- _DATA SECTION_
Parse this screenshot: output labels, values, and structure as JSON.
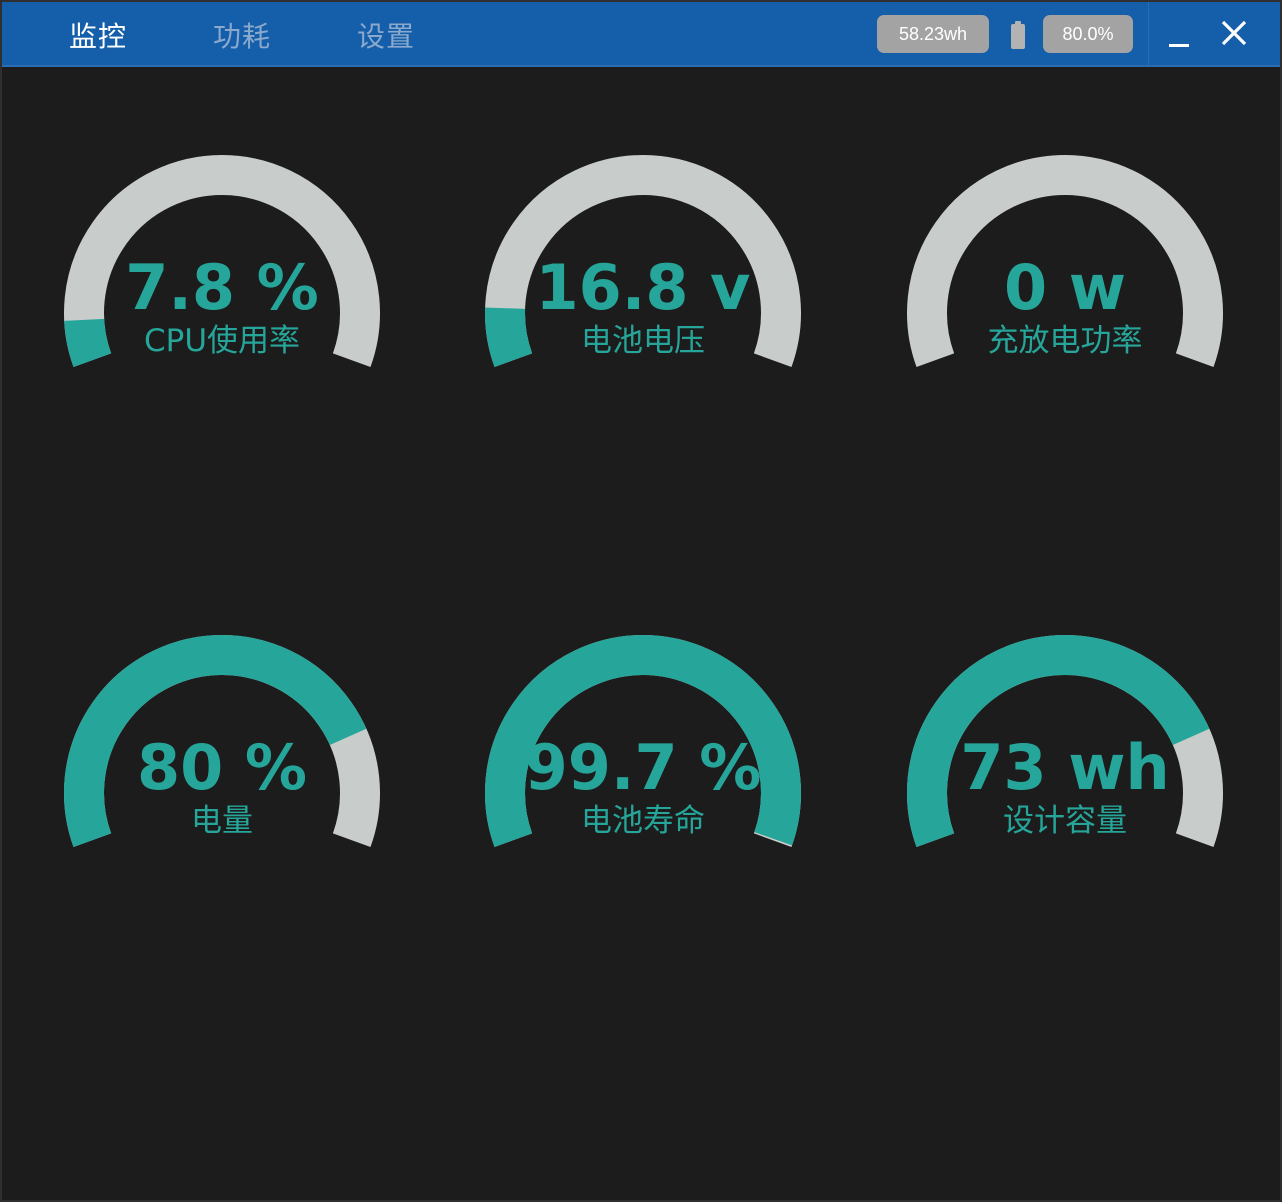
{
  "tabs": [
    {
      "label": "监控",
      "active": true
    },
    {
      "label": "功耗",
      "active": false
    },
    {
      "label": "设置",
      "active": false
    }
  ],
  "status": {
    "energy": "58.23wh",
    "battery_percent": "80.0%",
    "battery_icon": "battery-icon"
  },
  "window_controls": {
    "minimize_icon": "minimize-icon",
    "close_icon": "close-icon"
  },
  "colors": {
    "titlebar": "#155eaa",
    "background": "#1c1c1c",
    "accent": "#26a69a",
    "track": "#c8cccb",
    "pill": "#a3a3a3"
  },
  "gauges": [
    {
      "value": "7.8 %",
      "label": "CPU使用率",
      "fraction": 0.078
    },
    {
      "value": "16.8 v",
      "label": "电池电压",
      "fraction": 0.1
    },
    {
      "value": "0 w",
      "label": "充放电功率",
      "fraction": 0.0
    },
    {
      "value": "80 %",
      "label": "电量",
      "fraction": 0.8
    },
    {
      "value": "99.7 %",
      "label": "电池寿命",
      "fraction": 0.997
    },
    {
      "value": "73 wh",
      "label": "设计容量",
      "fraction": 0.8
    }
  ]
}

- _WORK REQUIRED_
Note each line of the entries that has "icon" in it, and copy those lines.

- _RESPONSE BELOW_
    "battery_icon": "battery-icon"
    "minimize_icon": "minimize-icon",
    "close_icon": "close-icon"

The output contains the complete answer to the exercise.